CONCLUSIONS AND CLINICAL RELEVANCE Results suggested that, given the high reported rates of animal bites and potential rabies exposures among animal care workers, improvements in rabies vaccination and serologic monitoring practices are needed.
Objective—To determine percentages of domestic cats and dogs vaccinated against rabies, identify barriers to vaccination, and assess knowledge about rabies in a semirural New Mexico community after a skunk rabies outbreak.
Sample—366 residential properties in Eddy County, NM.
Procedures—The New Mexico Department of Health and CDC administered surveys and analyzed data.
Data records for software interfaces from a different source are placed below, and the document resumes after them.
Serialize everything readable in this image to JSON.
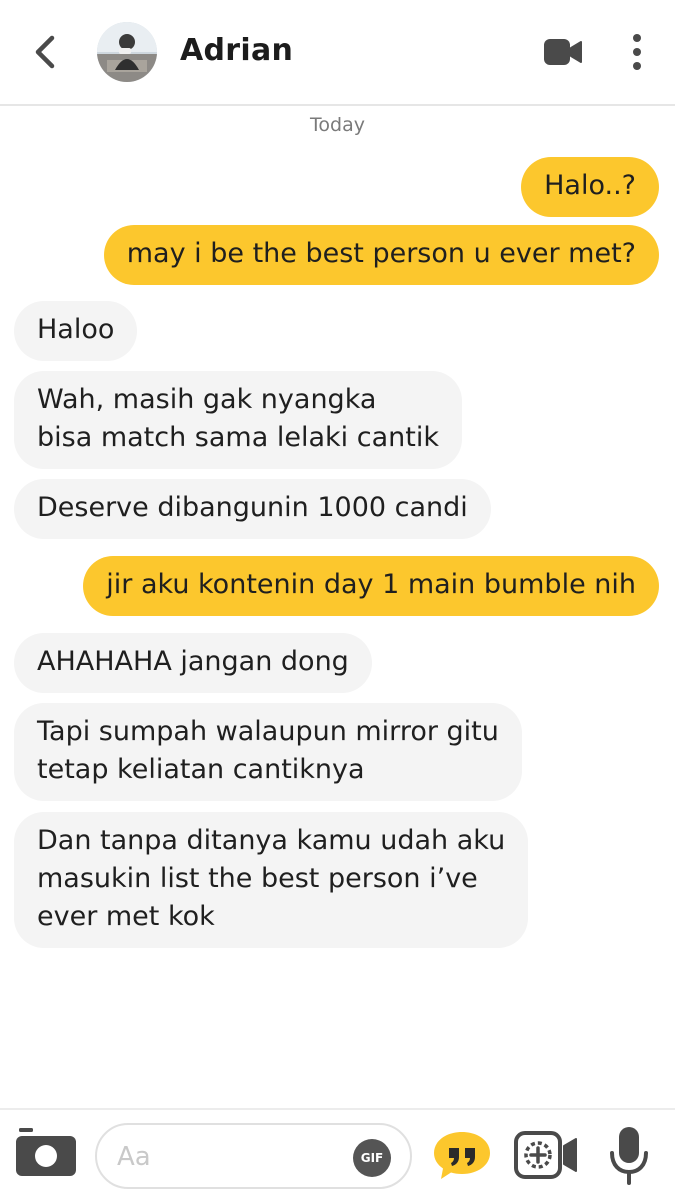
{
  "header": {
    "contact_name": "Adrian",
    "back_icon": "chevron-left-icon",
    "video_icon": "video-camera-icon",
    "more_icon": "more-vertical-icon"
  },
  "day_label": "Today",
  "messages": [
    {
      "direction": "out",
      "lines": [
        "Halo..?"
      ]
    },
    {
      "direction": "out",
      "lines": [
        "may i be the best person u ever met?"
      ]
    },
    {
      "direction": "in",
      "lines": [
        "Haloo"
      ]
    },
    {
      "direction": "in",
      "lines": [
        "Wah, masih gak nyangka",
        "bisa match sama lelaki cantik"
      ]
    },
    {
      "direction": "in",
      "lines": [
        "Deserve dibangunin 1000 candi"
      ]
    },
    {
      "direction": "out",
      "lines": [
        "jir aku kontenin day 1 main bumble nih"
      ]
    },
    {
      "direction": "in",
      "lines": [
        "AHAHAHA jangan dong"
      ]
    },
    {
      "direction": "in",
      "lines": [
        "Tapi sumpah walaupun mirror gitu",
        "tetap keliatan cantiknya"
      ]
    },
    {
      "direction": "in",
      "lines": [
        "Dan tanpa ditanya kamu udah aku",
        "masukin list the best person i’ve",
        "ever met kok"
      ]
    }
  ],
  "composer": {
    "placeholder": "Aa",
    "value": "",
    "gif_label": "GIF"
  },
  "colors": {
    "outgoing_bubble": "#fcc72d",
    "incoming_bubble": "#f4f4f4",
    "icon_dark": "#4a4a4a",
    "accent": "#fcc72d"
  }
}
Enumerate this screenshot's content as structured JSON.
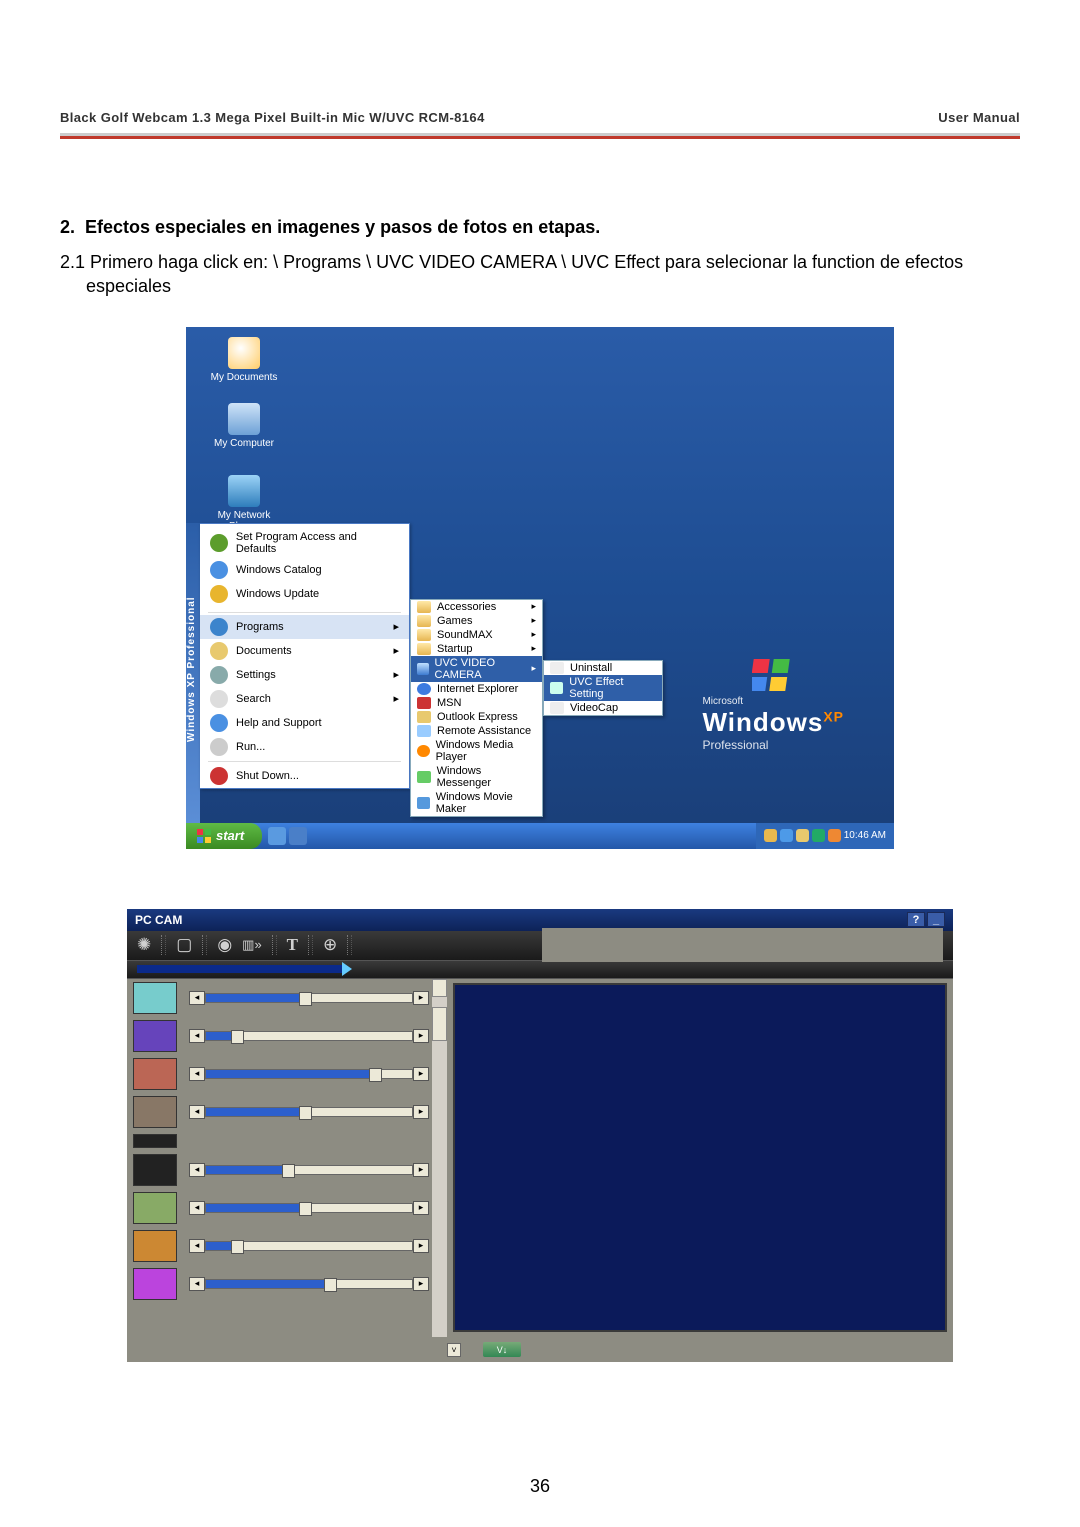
{
  "header": {
    "product_line": "Black Golf Webcam 1.3 Mega Pixel Built-in Mic W/UVC ",
    "model": "RCM-8164",
    "doc_type": "User  Manual"
  },
  "section": {
    "number": "2.",
    "title": "Efectos especiales en imagenes y pasos de fotos en etapas.",
    "step_no": "2.1",
    "step_text": "Primero haga click en: \\ Programs \\ UVC VIDEO CAMERA \\ UVC Effect para selecionar la function de efectos especiales"
  },
  "xp": {
    "desktop_icons": [
      "My Documents",
      "My Computer",
      "My Network Places"
    ],
    "strip": "Windows XP Professional",
    "logo": {
      "ms": "Microsoft",
      "win": "Windows",
      "pro": "Professional"
    },
    "top_items": [
      "Set Program Access and Defaults",
      "Windows Catalog",
      "Windows Update"
    ],
    "mid_items": [
      "Programs",
      "Documents",
      "Settings",
      "Search",
      "Help and Support",
      "Run..."
    ],
    "shutdown": "Shut Down...",
    "sub1": [
      "Accessories",
      "Games",
      "SoundMAX",
      "Startup",
      "UVC VIDEO CAMERA",
      "Internet Explorer",
      "MSN",
      "Outlook Express",
      "Remote Assistance",
      "Windows Media Player",
      "Windows Messenger",
      "Windows Movie Maker"
    ],
    "sub1_hl_index": 4,
    "sub2": [
      "Uninstall",
      "UVC Effect Setting",
      "VideoCap"
    ],
    "sub2_hl_index": 1,
    "start": "start",
    "clock": "10:46 AM"
  },
  "pccam": {
    "title": "PC CAM",
    "help": "?",
    "min": "_",
    "bottom_btn": "V↓",
    "fx_fill_pct": [
      48,
      15,
      82,
      48,
      40,
      48,
      15,
      60
    ]
  },
  "page_no": "36"
}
Results—Individuals at 247 of the 366 residential properties participated in the survey. One hundred eighty of the 247 (73%) households owned a dog (n = 292) or cat (163). Cats were more likely than dogs to not have an up-to-date rabies vaccination status (prevalence ratio, 3.2; 95% confidence interval, 2.3 to 4.4). Cost and time or scheduling were the most frequently identified barriers to vaccination. One hundred sixty (65%) respondents did not know livestock can transmit rabies, 78 (32%) did not know rabies is fatal, and 89 (36%) did not know a bat scratching a person can be an exposure. Only 187 (76%) respondents indicated they would contact animal control if they saw a sick skunk, and only 166 (67%) indicated they would contact animal control if bitten by a dog they did not own.
Conclusions and Clinical Relevance—Findings indicated that rabies vaccination prevalence among pet dogs and cats was low, despite the fact that the region had experienced a skunk rabies outbreak during the previous 2 years. In addition, substantial percentages of respondents did not have correct knowledge of rabies or rabies exposure.